● Work instructions: Please output the listing below character for character and omit the images.

● Data:
◇ ◇ ◇ ◇

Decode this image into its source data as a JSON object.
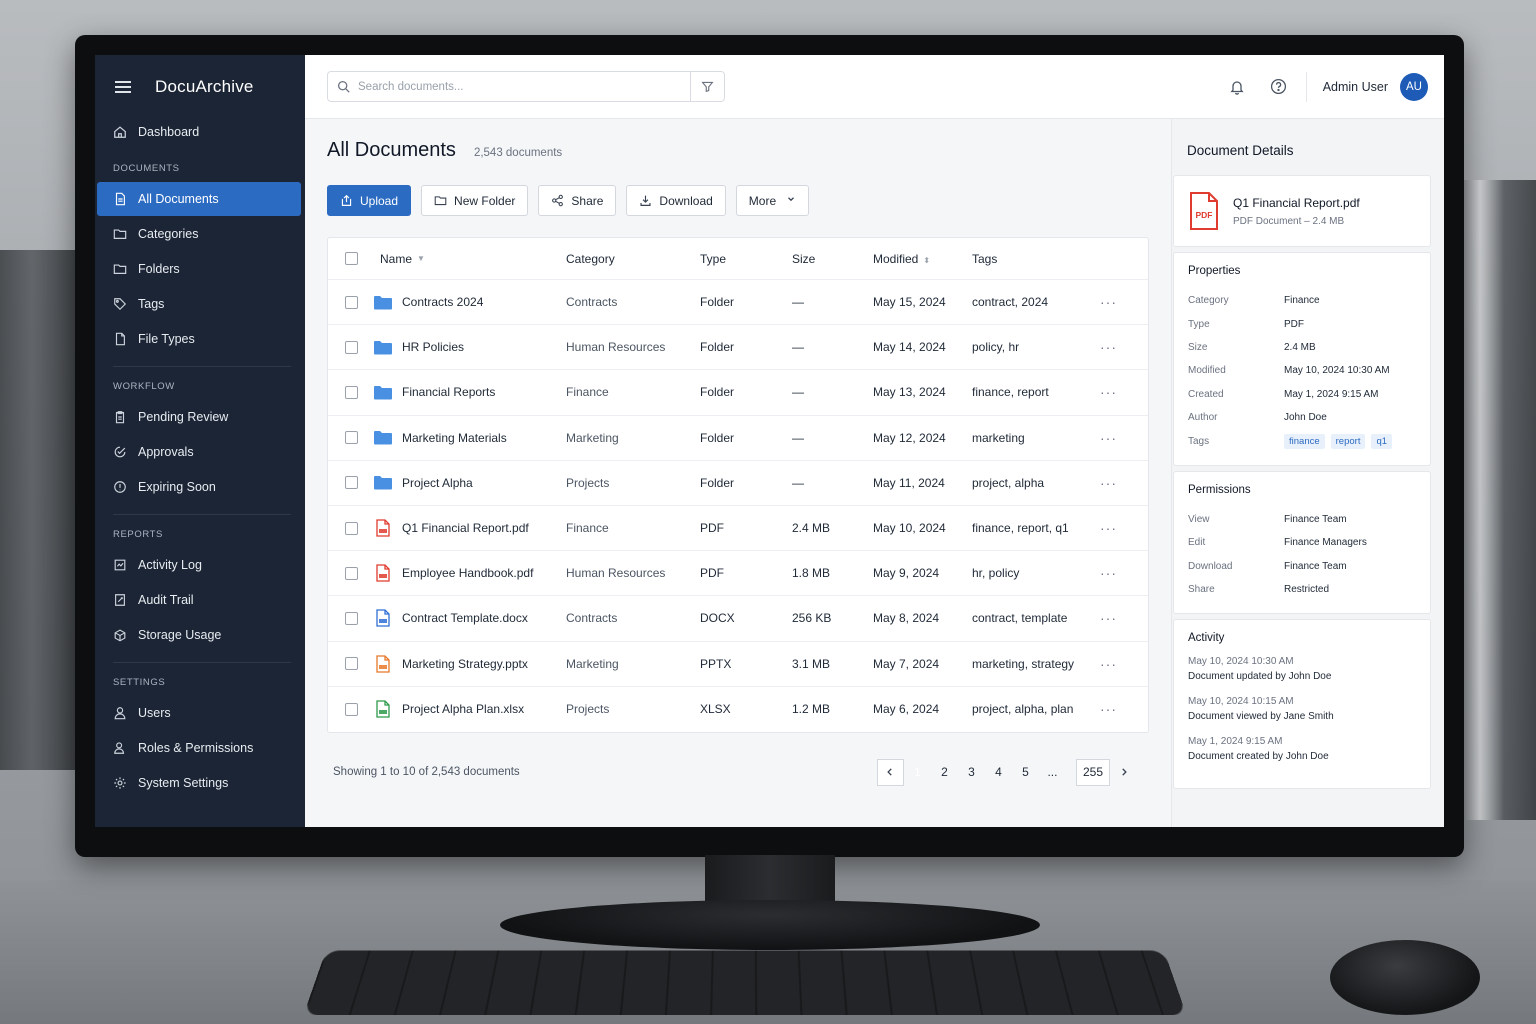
{
  "app": {
    "title": "DocuArchive"
  },
  "sidebar": {
    "dashboard": "Dashboard",
    "sections": [
      {
        "label": "DOCUMENTS",
        "items": [
          {
            "label": "All Documents",
            "icon": "document-icon",
            "active": true
          },
          {
            "label": "Categories",
            "icon": "folder-icon"
          },
          {
            "label": "Folders",
            "icon": "folder-icon"
          },
          {
            "label": "Tags",
            "icon": "tag-icon"
          },
          {
            "label": "File Types",
            "icon": "file-icon"
          }
        ]
      },
      {
        "label": "WORKFLOW",
        "items": [
          {
            "label": "Pending Review",
            "icon": "clipboard-icon"
          },
          {
            "label": "Approvals",
            "icon": "check-circle-icon"
          },
          {
            "label": "Expiring Soon",
            "icon": "alert-circle-icon"
          }
        ]
      },
      {
        "label": "REPORTS",
        "items": [
          {
            "label": "Activity Log",
            "icon": "activity-icon"
          },
          {
            "label": "Audit Trail",
            "icon": "audit-icon"
          },
          {
            "label": "Storage Usage",
            "icon": "database-icon"
          }
        ]
      },
      {
        "label": "SETTINGS",
        "items": [
          {
            "label": "Users",
            "icon": "user-icon"
          },
          {
            "label": "Roles & Permissions",
            "icon": "users-icon"
          },
          {
            "label": "System Settings",
            "icon": "gear-icon"
          }
        ]
      }
    ]
  },
  "topbar": {
    "search_placeholder": "Search documents...",
    "user_name": "Admin User",
    "avatar_initials": "AU"
  },
  "main": {
    "title": "All Documents",
    "count": "2,543 documents",
    "toolbar": {
      "upload": "Upload",
      "new_folder": "New Folder",
      "share": "Share",
      "download": "Download",
      "more": "More"
    },
    "columns": [
      "Name",
      "Category",
      "Type",
      "Size",
      "Modified",
      "Tags"
    ],
    "rows": [
      {
        "name": "Contracts 2024",
        "category": "Contracts",
        "type": "Folder",
        "size": "—",
        "modified": "May 15, 2024",
        "tags": "contract, 2024",
        "kind": "folder"
      },
      {
        "name": "HR Policies",
        "category": "Human Resources",
        "type": "Folder",
        "size": "—",
        "modified": "May 14, 2024",
        "tags": "policy, hr",
        "kind": "folder"
      },
      {
        "name": "Financial Reports",
        "category": "Finance",
        "type": "Folder",
        "size": "—",
        "modified": "May 13, 2024",
        "tags": "finance, report",
        "kind": "folder"
      },
      {
        "name": "Marketing Materials",
        "category": "Marketing",
        "type": "Folder",
        "size": "—",
        "modified": "May 12, 2024",
        "tags": "marketing",
        "kind": "folder"
      },
      {
        "name": "Project Alpha",
        "category": "Projects",
        "type": "Folder",
        "size": "—",
        "modified": "May 11, 2024",
        "tags": "project, alpha",
        "kind": "folder"
      },
      {
        "name": "Q1 Financial Report.pdf",
        "category": "Finance",
        "type": "PDF",
        "size": "2.4 MB",
        "modified": "May 10, 2024",
        "tags": "finance, report, q1",
        "kind": "pdf"
      },
      {
        "name": "Employee Handbook.pdf",
        "category": "Human Resources",
        "type": "PDF",
        "size": "1.8 MB",
        "modified": "May 9, 2024",
        "tags": "hr, policy",
        "kind": "pdf"
      },
      {
        "name": "Contract Template.docx",
        "category": "Contracts",
        "type": "DOCX",
        "size": "256 KB",
        "modified": "May 8, 2024",
        "tags": "contract, template",
        "kind": "docx"
      },
      {
        "name": "Marketing Strategy.pptx",
        "category": "Marketing",
        "type": "PPTX",
        "size": "3.1 MB",
        "modified": "May 7, 2024",
        "tags": "marketing, strategy",
        "kind": "pptx"
      },
      {
        "name": "Project Alpha Plan.xlsx",
        "category": "Projects",
        "type": "XLSX",
        "size": "1.2 MB",
        "modified": "May 6, 2024",
        "tags": "project, alpha, plan",
        "kind": "xlsx"
      }
    ],
    "showing": "Showing 1 to 10 of 2,543 documents",
    "pagination": {
      "pages": [
        "1",
        "2",
        "3",
        "4",
        "5"
      ],
      "ellipsis": "...",
      "last": "255",
      "current": "1"
    }
  },
  "details": {
    "title": "Document Details",
    "file": {
      "name": "Q1 Financial Report.pdf",
      "meta": "PDF Document – 2.4 MB",
      "badge": "PDF"
    },
    "properties": {
      "heading": "Properties",
      "items": [
        {
          "k": "Category",
          "v": "Finance"
        },
        {
          "k": "Type",
          "v": "PDF"
        },
        {
          "k": "Size",
          "v": "2.4 MB"
        },
        {
          "k": "Modified",
          "v": "May 10, 2024 10:30 AM"
        },
        {
          "k": "Created",
          "v": "May 1, 2024 9:15 AM"
        },
        {
          "k": "Author",
          "v": "John Doe"
        }
      ],
      "tags_label": "Tags",
      "tags": [
        "finance",
        "report",
        "q1"
      ]
    },
    "permissions": {
      "heading": "Permissions",
      "items": [
        {
          "k": "View",
          "v": "Finance Team"
        },
        {
          "k": "Edit",
          "v": "Finance Managers"
        },
        {
          "k": "Download",
          "v": "Finance Team"
        },
        {
          "k": "Share",
          "v": "Restricted"
        }
      ]
    },
    "activity": {
      "heading": "Activity",
      "items": [
        {
          "time": "May 10, 2024 10:30 AM",
          "text": "Document updated by John Doe"
        },
        {
          "time": "May 10, 2024 10:15 AM",
          "text": "Document viewed by Jane Smith"
        },
        {
          "time": "May 1, 2024 9:15 AM",
          "text": "Document created by John Doe"
        }
      ]
    }
  },
  "colors": {
    "accent": "#2c6bc2",
    "sidebar": "#1b2535",
    "folder": "#4a90e2",
    "pdf": "#e03b2f",
    "docx": "#2f6fd6",
    "pptx": "#e8782a",
    "xlsx": "#2e9a4b"
  }
}
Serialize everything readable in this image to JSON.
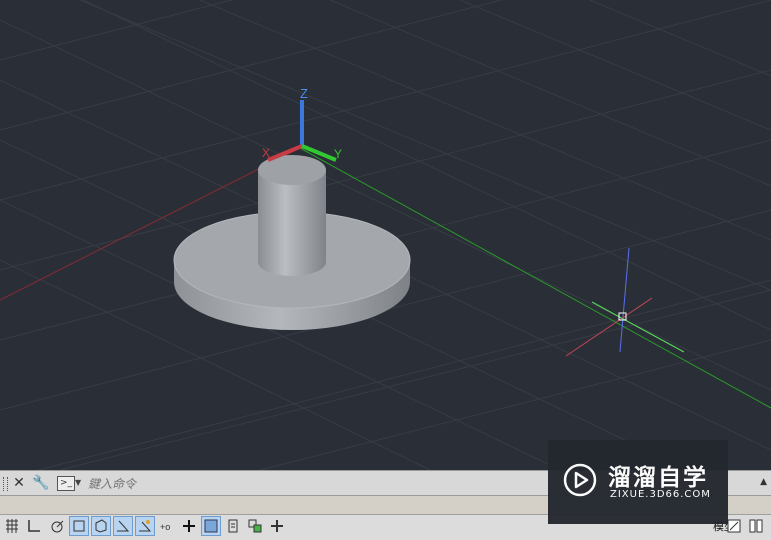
{
  "viewport": {
    "ucs_labels": {
      "x": "X",
      "y": "Y",
      "z": "Z"
    }
  },
  "command_line": {
    "close_icon": "close-icon",
    "settings_icon": "wrench-icon",
    "placeholder": "鍵入命令"
  },
  "status_bar": {
    "model_tab": "模型",
    "buttons": [
      "grid-icon",
      "snap-icon",
      "polar-icon",
      "osnap-icon",
      "3d-osnap-icon",
      "otrack-icon",
      "ducs-icon",
      "dyn-icon",
      "lineweight-icon",
      "transparency-icon",
      "qp-icon",
      "sc-icon",
      "am-icon"
    ]
  },
  "watermark": {
    "name": "溜溜自学",
    "site": "ZIXUE.3D66.COM"
  },
  "colors": {
    "viewport_bg": "#2a2e36",
    "grid_line": "#3a3f48",
    "x_axis": "#c83c46",
    "y_axis": "#32c832",
    "z_axis": "#3c78dc",
    "solid": "#a8acb0"
  }
}
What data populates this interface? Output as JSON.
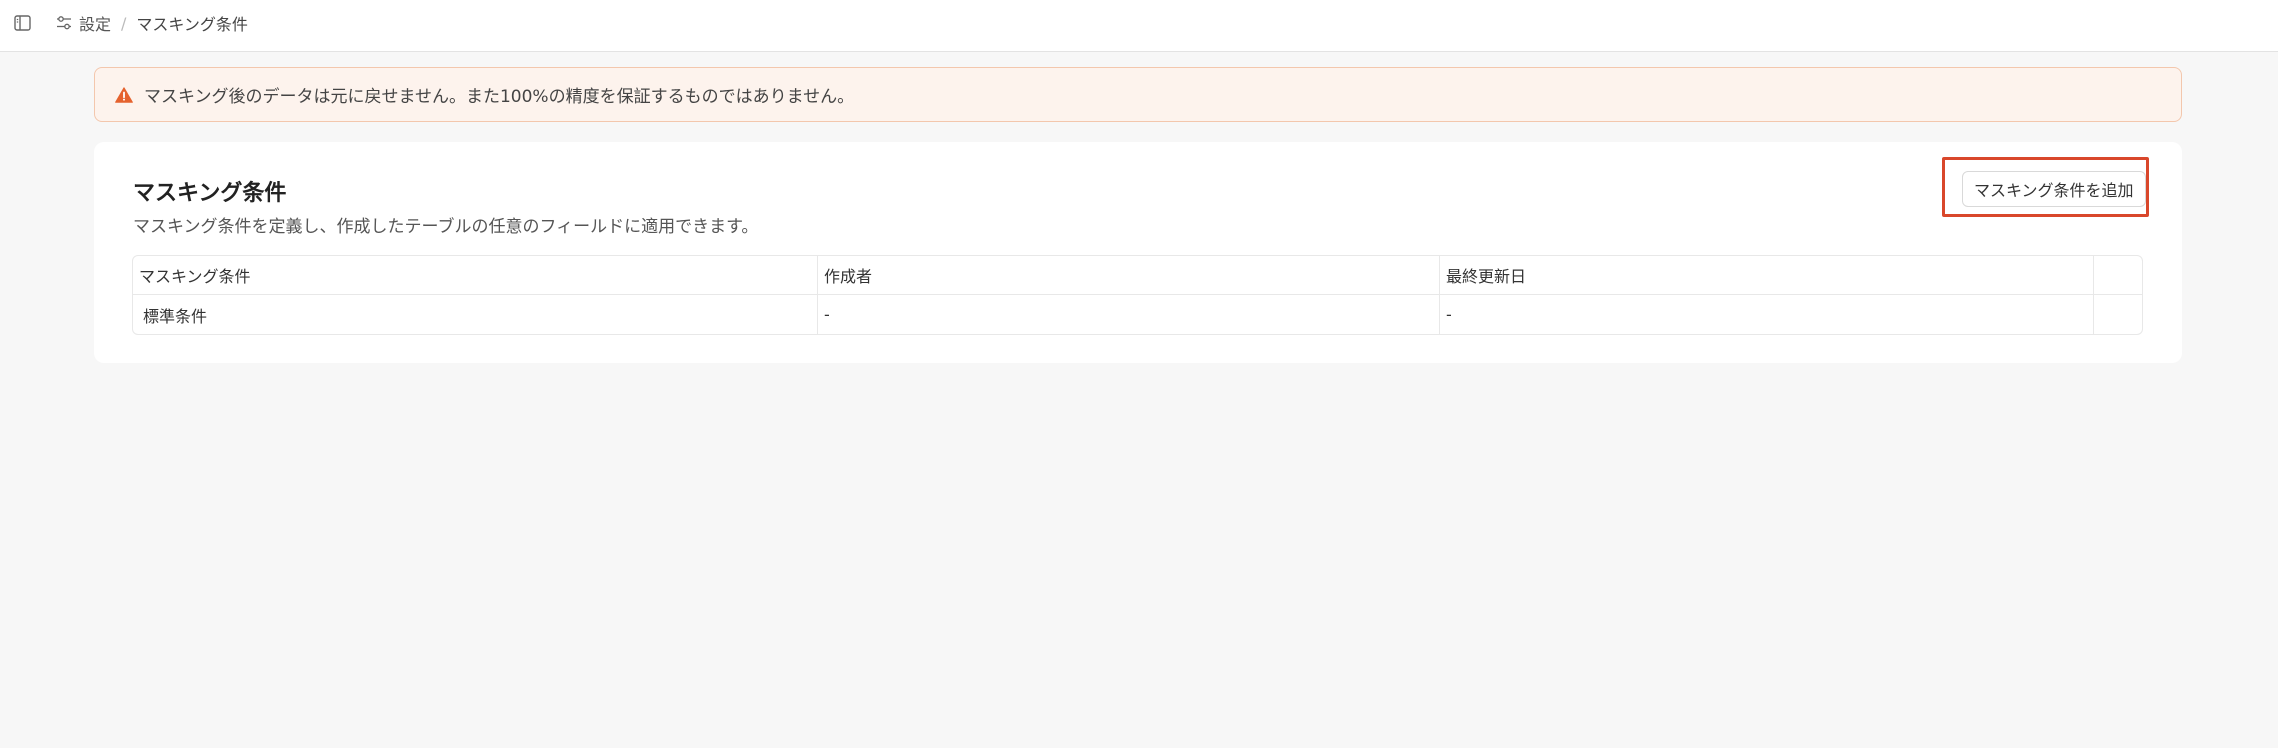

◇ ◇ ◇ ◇

● Solution for this problem:
Decode this image into its source data as a JSON object.
{
  "app": {
    "title": "DocuArchive"
  },
  "sidebar": {
    "dashboard": "Dashboard",
    "sections": [
      {
        "label": "DOCUMENTS",
        "items": [
          {
            "label": "All Documents",
            "icon": "document-icon",
            "active": true
          },
          {
            "label": "Categories",
            "icon": "folder-icon"
          },
          {
            "label": "Folders",
            "icon": "folder-icon"
          },
          {
            "label": "Tags",
            "icon": "tag-icon"
          },
          {
            "label": "File Types",
            "icon": "file-icon"
          }
        ]
      },
      {
        "label": "WORKFLOW",
        "items": [
          {
            "label": "Pending Review",
            "icon": "clipboard-icon"
          },
          {
            "label": "Approvals",
            "icon": "check-circle-icon"
          },
          {
            "label": "Expiring Soon",
            "icon": "alert-circle-icon"
          }
        ]
      },
      {
        "label": "REPORTS",
        "items": [
          {
            "label": "Activity Log",
            "icon": "activity-icon"
          },
          {
            "label": "Audit Trail",
            "icon": "audit-icon"
          },
          {
            "label": "Storage Usage",
            "icon": "database-icon"
          }
        ]
      },
      {
        "label": "SETTINGS",
        "items": [
          {
            "label": "Users",
            "icon": "user-icon"
          },
          {
            "label": "Roles & Permissions",
            "icon": "users-icon"
          },
          {
            "label": "System Settings",
            "icon": "gear-icon"
          }
        ]
      }
    ]
  },
  "topbar": {
    "search_placeholder": "Search documents...",
    "user_name": "Admin User",
    "avatar_initials": "AU"
  },
  "main": {
    "title": "All Documents",
    "count": "2,543 documents",
    "toolbar": {
      "upload": "Upload",
      "new_folder": "New Folder",
      "share": "Share",
      "download": "Download",
      "more": "More"
    },
    "columns": [
      "Name",
      "Category",
      "Type",
      "Size",
      "Modified",
      "Tags"
    ],
    "rows": [
      {
        "name": "Contracts 2024",
        "category": "Contracts",
        "type": "Folder",
        "size": "—",
        "modified": "May 15, 2024",
        "tags": "contract, 2024",
        "kind": "folder"
      },
      {
        "name": "HR Policies",
        "category": "Human Resources",
        "type": "Folder",
        "size": "—",
        "modified": "May 14, 2024",
        "tags": "policy, hr",
        "kind": "folder"
      },
      {
        "name": "Financial Reports",
        "category": "Finance",
        "type": "Folder",
        "size": "—",
        "modified": "May 13, 2024",
        "tags": "finance, report",
        "kind": "folder"
      },
      {
        "name": "Marketing Materials",
        "category": "Marketing",
        "type": "Folder",
        "size": "—",
        "modified": "May 12, 2024",
        "tags": "marketing",
        "kind": "folder"
      },
      {
        "name": "Project Alpha",
        "category": "Projects",
        "type": "Folder",
        "size": "—",
        "modified": "May 11, 2024",
        "tags": "project, alpha",
        "kind": "folder"
      },
      {
        "name": "Q1 Financial Report.pdf",
        "category": "Finance",
        "type": "PDF",
        "size": "2.4 MB",
        "modified": "May 10, 2024",
        "tags": "finance, report, q1",
        "kind": "pdf"
      },
      {
        "name": "Employee Handbook.pdf",
        "category": "Human Resources",
        "type": "PDF",
        "size": "1.8 MB",
        "modified": "May 9, 2024",
        "tags": "hr, policy",
        "kind": "pdf"
      },
      {
        "name": "Contract Template.docx",
        "category": "Contracts",
        "type": "DOCX",
        "size": "256 KB",
        "modified": "May 8, 2024",
        "tags": "contract, template",
        "kind": "docx"
      },
      {
        "name": "Marketing Strategy.pptx",
        "category": "Marketing",
        "type": "PPTX",
        "size": "3.1 MB",
        "modified": "May 7, 2024",
        "tags": "marketing, strategy",
        "kind": "pptx"
      },
      {
        "name": "Project Alpha Plan.xlsx",
        "category": "Projects",
        "type": "XLSX",
        "size": "1.2 MB",
        "modified": "May 6, 2024",
        "tags": "project, alpha, plan",
        "kind": "xlsx"
      }
    ],
    "showing": "Showing 1 to 10 of 2,543 documents",
    "pagination": {
      "pages": [
        "1",
        "2",
        "3",
        "4",
        "5"
      ],
      "ellipsis": "...",
      "last": "255",
      "current": "1"
    }
  },
  "details": {
    "title": "Document Details",
    "file": {
      "name": "Q1 Financial Report.pdf",
      "meta": "PDF Document – 2.4 MB",
      "badge": "PDF"
    },
    "properties": {
      "heading": "Properties",
      "items": [
        {
          "k": "Category",
          "v": "Finance"
        },
        {
          "k": "Type",
          "v": "PDF"
        },
        {
          "k": "Size",
          "v": "2.4 MB"
        },
        {
          "k": "Modified",
          "v": "May 10, 2024 10:30 AM"
        },
        {
          "k": "Created",
          "v": "May 1, 2024 9:15 AM"
        },
        {
          "k": "Author",
          "v": "John Doe"
        }
      ],
      "tags_label": "Tags",
      "tags": [
        "finance",
        "report",
        "q1"
      ]
    },
    "permissions": {
      "heading": "Permissions",
      "items": [
        {
          "k": "View",
          "v": "Finance Team"
        },
        {
          "k": "Edit",
          "v": "Finance Managers"
        },
        {
          "k": "Download",
          "v": "Finance Team"
        },
        {
          "k": "Share",
          "v": "Restricted"
        }
      ]
    },
    "activity": {
      "heading": "Activity",
      "items": [
        {
          "time": "May 10, 2024 10:30 AM",
          "text": "Document updated by John Doe"
        },
        {
          "time": "May 10, 2024 10:15 AM",
          "text": "Document viewed by Jane Smith"
        },
        {
          "time": "May 1, 2024 9:15 AM",
          "text": "Document created by John Doe"
        }
      ]
    }
  },
  "colors": {
    "accent": "#2c6bc2",
    "sidebar": "#1b2535",
    "folder": "#4a90e2",
    "pdf": "#e03b2f",
    "docx": "#2f6fd6",
    "pptx": "#e8782a",
    "xlsx": "#2e9a4b"
  }
}
Serialize everything readable in this image to JSON.
{
  "viewport": {
    "ucs_labels": {
      "x": "X",
      "y": "Y",
      "z": "Z"
    }
  },
  "command_line": {
    "close_icon": "close-icon",
    "settings_icon": "wrench-icon",
    "placeholder": "鍵入命令"
  },
  "status_bar": {
    "model_tab": "模型",
    "buttons": [
      "grid-icon",
      "snap-icon",
      "polar-icon",
      "osnap-icon",
      "3d-osnap-icon",
      "otrack-icon",
      "ducs-icon",
      "dyn-icon",
      "lineweight-icon",
      "transparency-icon",
      "qp-icon",
      "sc-icon",
      "am-icon"
    ]
  },
  "watermark": {
    "name": "溜溜自学",
    "site": "ZIXUE.3D66.COM"
  },
  "colors": {
    "viewport_bg": "#2a2e36",
    "grid_line": "#3a3f48",
    "x_axis": "#c83c46",
    "y_axis": "#32c832",
    "z_axis": "#3c78dc",
    "solid": "#a8acb0"
  }
}
What data populates this interface? Output as JSON.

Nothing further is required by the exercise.